WHAT THE TASK ASKS >> Should any entry hold a picture, omit that picture and copy the rest of the entry exactly.

(Dataset rows describing interfaces)
# # #
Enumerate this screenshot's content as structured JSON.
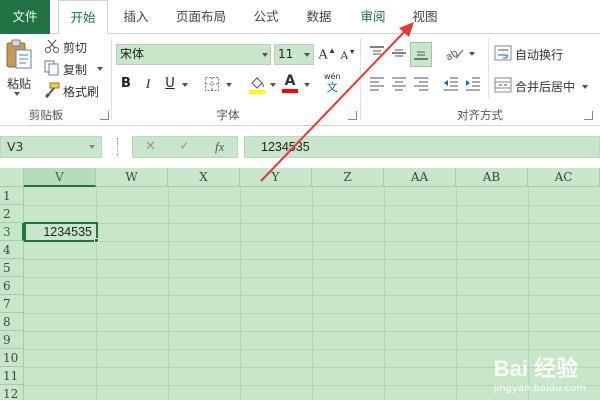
{
  "tabs": [
    "文件",
    "开始",
    "插入",
    "页面布局",
    "公式",
    "数据",
    "审阅",
    "视图"
  ],
  "clipboard": {
    "paste_label": "粘贴",
    "cut_label": "剪切",
    "copy_label": "复制",
    "format_painter_label": "格式刷",
    "group_label": "剪贴板"
  },
  "font": {
    "font_name": "宋体",
    "font_size": "11",
    "bold": "B",
    "italic": "I",
    "underline": "U",
    "font_color_glyph": "A",
    "phonetic_glyph": "wén",
    "group_label": "字体"
  },
  "alignment": {
    "wrap_text_label": "自动换行",
    "merge_center_label": "合并后居中",
    "group_label": "对齐方式"
  },
  "formula_bar": {
    "name_box": "V3",
    "fx_label": "fx",
    "formula_value": "1234535"
  },
  "sheet": {
    "columns": [
      "V",
      "W",
      "X",
      "Y",
      "Z",
      "AA",
      "AB",
      "AC"
    ],
    "rows": [
      "1",
      "2",
      "3",
      "4",
      "5",
      "6",
      "7",
      "8",
      "9",
      "10",
      "11",
      "12"
    ],
    "selected_cell": "V3",
    "cell_value": "1234535"
  },
  "colors": {
    "accent": "#217346",
    "grid_fill": "#c8e6c9",
    "arrow": "#e53935",
    "fill_yellow": "#ffff00",
    "font_red": "#ff0000"
  },
  "watermark": {
    "logo_text": "Bai 经验",
    "url_text": "jingyan.baidu.com"
  }
}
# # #
FINISHED TASK >>
Enumerate this screenshot's content as structured JSON.
{
  "tabs": [
    "文件",
    "开始",
    "插入",
    "页面布局",
    "公式",
    "数据",
    "审阅",
    "视图"
  ],
  "clipboard": {
    "paste_label": "粘贴",
    "cut_label": "剪切",
    "copy_label": "复制",
    "format_painter_label": "格式刷",
    "group_label": "剪贴板"
  },
  "font": {
    "font_name": "宋体",
    "font_size": "11",
    "bold": "B",
    "italic": "I",
    "underline": "U",
    "font_color_glyph": "A",
    "phonetic_glyph": "wén",
    "group_label": "字体"
  },
  "alignment": {
    "wrap_text_label": "自动换行",
    "merge_center_label": "合并后居中",
    "group_label": "对齐方式"
  },
  "formula_bar": {
    "name_box": "V3",
    "fx_label": "fx",
    "formula_value": "1234535"
  },
  "sheet": {
    "columns": [
      "V",
      "W",
      "X",
      "Y",
      "Z",
      "AA",
      "AB",
      "AC"
    ],
    "rows": [
      "1",
      "2",
      "3",
      "4",
      "5",
      "6",
      "7",
      "8",
      "9",
      "10",
      "11",
      "12"
    ],
    "selected_cell": "V3",
    "cell_value": "1234535"
  },
  "colors": {
    "accent": "#217346",
    "grid_fill": "#c8e6c9",
    "arrow": "#e53935",
    "fill_yellow": "#ffff00",
    "font_red": "#ff0000"
  },
  "watermark": {
    "logo_text": "Bai 经验",
    "url_text": "jingyan.baidu.com"
  }
}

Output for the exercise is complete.